“I hope his stint in England improves him as a cricket and a person because so much talent has emerged from St. Lucia but somehow never made it big, John Eugene is the latest example of that,” stated the 41-year-old Charles.
Fedee first came to prominence in 1998 when the then 14-year-old spearheaded St. Lucia to a clean sweep of the Windwards under-15 tournament in Dominica. He was appointed captain of the Windwards under-15 team for the West Indies under-15 competition in Jamaica.
He had an outstanding tournament and finished just three runs behind Guyana’s Narsingh Deonarine who set a new tournament record that year.
After lukewarm performances in the 1999 and 2000 West Indies under-19 competitions, he batted consistently in his last year at the under-19 level in Guyana in 2001.
His best knock was an unbeaten 83 at Enmore against Guyana and a surprise declaration by the Windwards with no result possible robbed him the chance of posting a century at this level.
Sergio told Stabroek Sport after the game that he was instructed to bat out the day to ensure the Windwards did not lose outright. When asked about the declaration, Sergio, like a true team player said: “It was better to save the game than to make a century.”
That was his first regional under-19 half-century and even now one gets the impression that being denied the chance to get a three figure score that day in his home land against his fellow countrymen, is among his biggest disappointments in his cricket career.

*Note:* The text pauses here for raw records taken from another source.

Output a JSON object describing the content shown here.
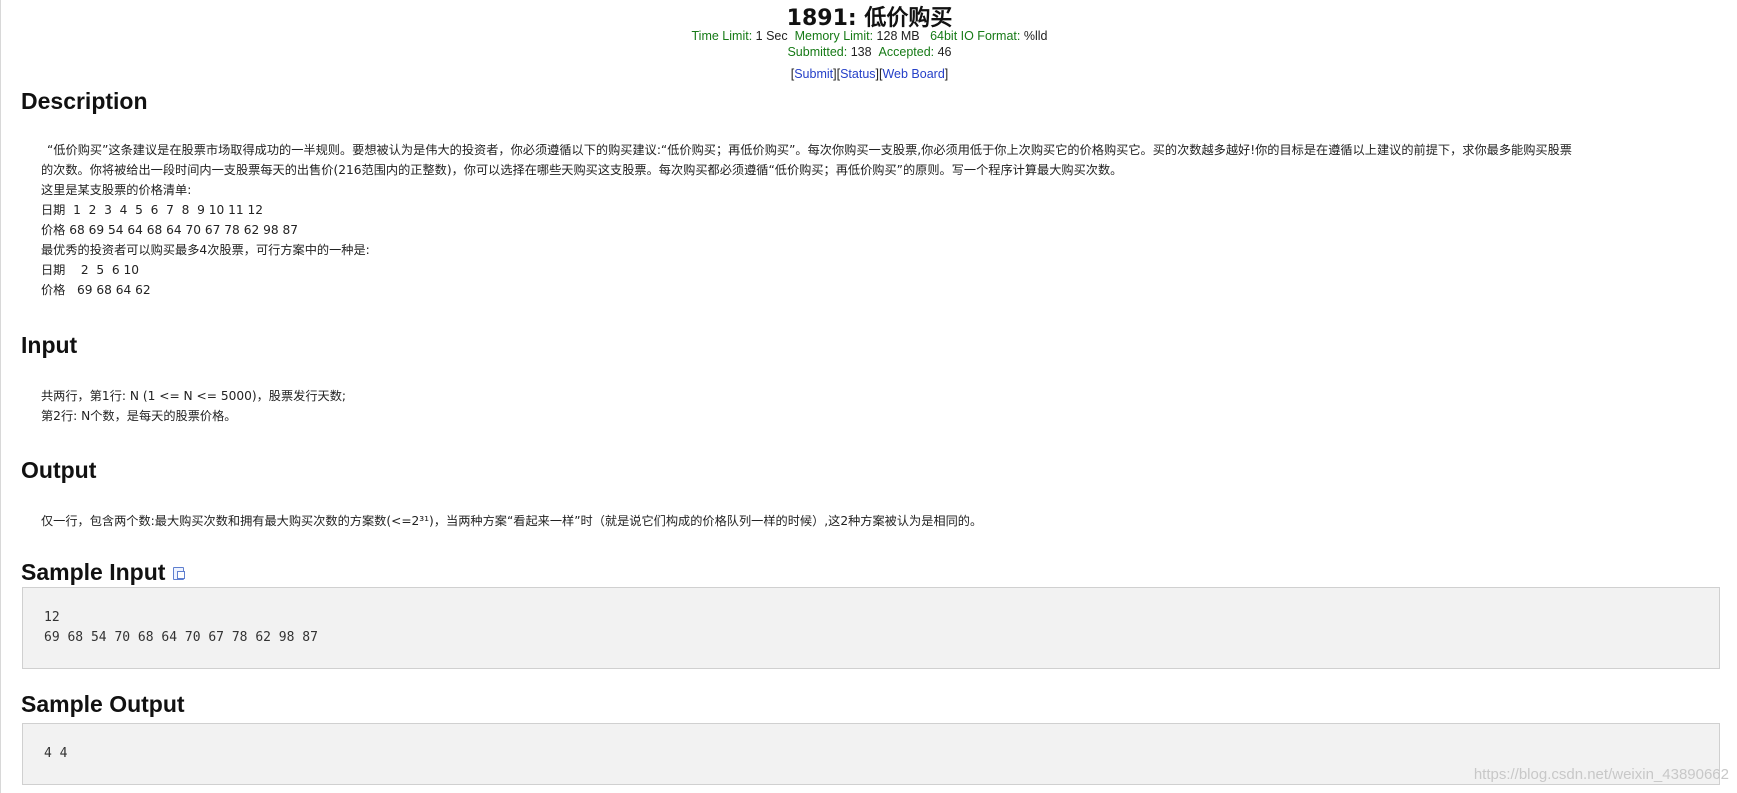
{
  "header": {
    "title": "1891: 低价购买",
    "time_limit_label": "Time Limit:",
    "time_limit_value": "1 Sec",
    "memory_limit_label": "Memory Limit:",
    "memory_limit_value": "128 MB",
    "io_format_label": "64bit IO Format:",
    "io_format_value": "%lld",
    "submitted_label": "Submitted:",
    "submitted_value": "138",
    "accepted_label": "Accepted:",
    "accepted_value": "46",
    "links": {
      "submit": "Submit",
      "status": "Status",
      "web_board": "Web Board"
    }
  },
  "description": {
    "heading": "Description",
    "lines": [
      "“低价购买”这条建议是在股票市场取得成功的一半规则。要想被认为是伟大的投资者，你必须遵循以下的购买建议:“低价购买；再低价购买”。每次你购买一支股票,你必须用低于你上次购买它的价格购买它。买的次数越多越好!你的目标是在遵循以上建议的前提下，求你最多能购买股票",
      "的次数。你将被给出一段时间内一支股票每天的出售价(216范围内的正整数)，你可以选择在哪些天购买这支股票。每次购买都必须遵循“低价购买；再低价购买”的原则。写一个程序计算最大购买次数。",
      "这里是某支股票的价格清单:",
      "日期  1  2  3  4  5  6  7  8  9 10 11 12",
      "价格 68 69 54 64 68 64 70 67 78 62 98 87",
      "最优秀的投资者可以购买最多4次股票，可行方案中的一种是:",
      "日期    2  5  6 10",
      "价格   69 68 64 62"
    ]
  },
  "input": {
    "heading": "Input",
    "lines": [
      "共两行，第1行: N (1 <= N <= 5000)，股票发行天数;",
      "第2行: N个数，是每天的股票价格。"
    ]
  },
  "output": {
    "heading": "Output",
    "line": "仅一行，包含两个数:最大购买次数和拥有最大购买次数的方案数(<=2³¹)，当两种方案“看起来一样”时（就是说它们构成的价格队列一样的时候）,这2种方案被认为是相同的。"
  },
  "sample_input": {
    "heading": "Sample Input",
    "line1": "12",
    "line2": "69 68 54 70 68 64 70 67 78 62 98 87"
  },
  "sample_output": {
    "heading": "Sample Output",
    "line1": "4 4"
  },
  "watermark": "https://blog.csdn.net/weixin_43890662",
  "colors": {
    "label_green": "#167a16",
    "link_blue": "#2540c8",
    "code_bg": "#f2f2f2"
  }
}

Last year he was among the reserve players selected for the West Indies ‘B’ team for the Busta Cup competition and his decision to accept the invitation to play in the English leagues meant that he missed the opportunity of playing in the Red Stripe Bowl in his own back yard.
The young Guyanese born St. Lucian wants to return to the Caribbean to make himself available for possible selection on the Windwards team for next year’s Busta Cup competition. He also wants to continue his studies in England where opportunities to develop his cricket and academics are a lot better than in the 238 square mile Island of St. Lucia.
There could be many tough decisions for the teenager to make as his first English season draws to a close. But Sergio Mendes Fedee is a tough young man who knows what he wants.
Cricket will always be among his major wants. His parents, St. Lucian father Francis, Guyanese mother, Ingrid, three brothers and only sister 13 year-old Avee all agree on that one.